The tax plan that Congress just passed was most notable for two things: the size of the overhaul—it’s the biggest rewrite of the tax code in 31 years—and the speed with which it came together. Republicans didn’t unveil the details of the plan until November, setting up a two-month lobbying frenzy as industries fought to preserve certain loopholes, deductions, and other goodies. Some won, some lost. Among the biggest winners is the retail sector.
You couldn't pay some guys to wear clothes from Target Corp.Andrew Aragon, a 26-year-old business-development associate in Washington, recently stumbled on a $40 Target gift card left at a city metro station. He went to his local Target and couldn't find any duds worth buying, so he went home with teeth whitener instead. "I just don't think of it as a place to go for clothing," Aragon said. Guys have never really cottoned to Target.
Target’s courtship of men goes beyond clothes, to beard wax and craft beer. Last year, the retailer brought in shaving products from Harry’s, an online purveyor of affordable, German-made razors that’s sliced into the market share of Procter & Gamble Co.’s Gillette. Since then, Target has added other high-end brands like Bevel, Beardbrand and Cremo and built an in-store male-grooming display area that’s now in 40 locations, with more to come.
Muck Rack makes it simple to find people, tweets, or articles that mention any name, keyword, company, hashtag etc. We've compiled this guide to help you make the most of your search.
Selecting a term
Start searching tweets, articles from media outlets, articles mentioned in tweets, journalists'
names, titles and bios with some suggested searches:
Companies or Topics (e.g. iPhone, Microsoft)
Phrases (e.g. "cloud computing") — use quotes to keep the terms together
Twitter handles (e.g. @username) — returns those who have mentioned or replied to
Names (e.g. "David Pogue")
Hashtags (e.g. #sxsw, #london2012)
Bio details (e.g. vegan, Olympics, father)
Muck Rack's Advanced Search allows for many boolean operators.
Find results that mention multiple specified terms, use AND or
+. For example, ensure each result contains both Elon Musk and Mark Zuckerberg by
searching Musk AND Zuckerberg or Musk + Zuckerberg.
Use the operators OR or , to broaden your search when you'd like either of
multiple terms to appear in results. (This is the default behavior of our search when no operators
are used). For example, results will contain either cake or cookie by searching cake OR cookie or cake,cookie
Use NOT or - to subtract results from your search.
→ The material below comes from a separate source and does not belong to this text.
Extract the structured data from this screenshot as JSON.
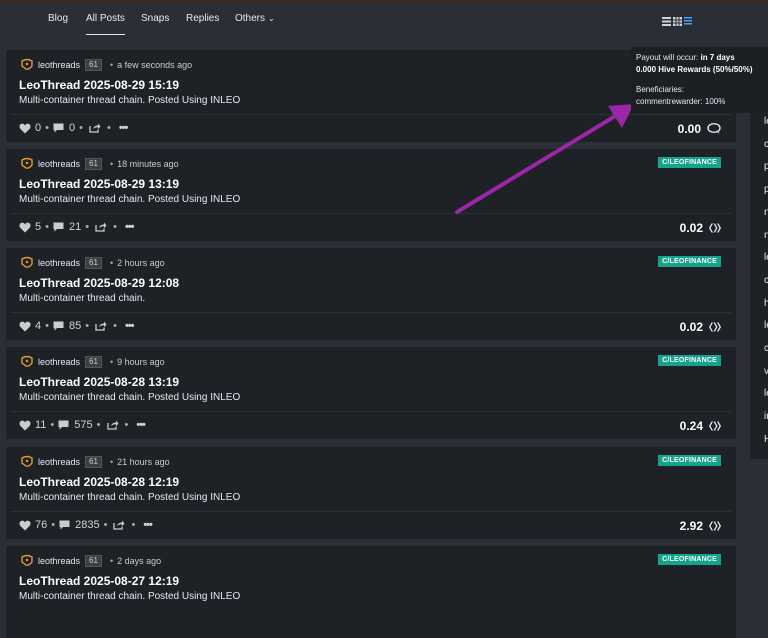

For
example, searching Disney will yield results about the Walt Disney Company as well as Walt Disney
World Resort. To exclude mentions of Disney World, search for Disney -World or Disney
When using one of these operators with a phrase, enclose it in quotation marks. For example, you can
find results about smartphones excluding Apple's iPhone 4S by searching smartphone -"iPhone
Exact case matching or punctuation
If you're searching for a brand name or keyword that relies on specific punctuation marks or capitalization, you can
find results that match your exact query by adding matchcase: before the keyword you're searching for, like matchcase:E*TRADE .
Use parentheses to separate multiple
boolean phrases. For example, to find journalists talking about having fun in Disney World or
Disneyland, search for ("disney world" OR disneyland) AND fun.
An asterisk can be used to search for any variation of a root word truncated by the asterisk. For example, searching for admin* will return results for administrator, administration, administer, administered, etc.
A near operator is an AND operator where you can control the distance between the words. You can vary the distance the near operation uses by adding a forward slash and number (between 0-99) such as strawberries NEAR/10 "whipped cream", which means the strawberries must exist within 10 words of "whipped cream".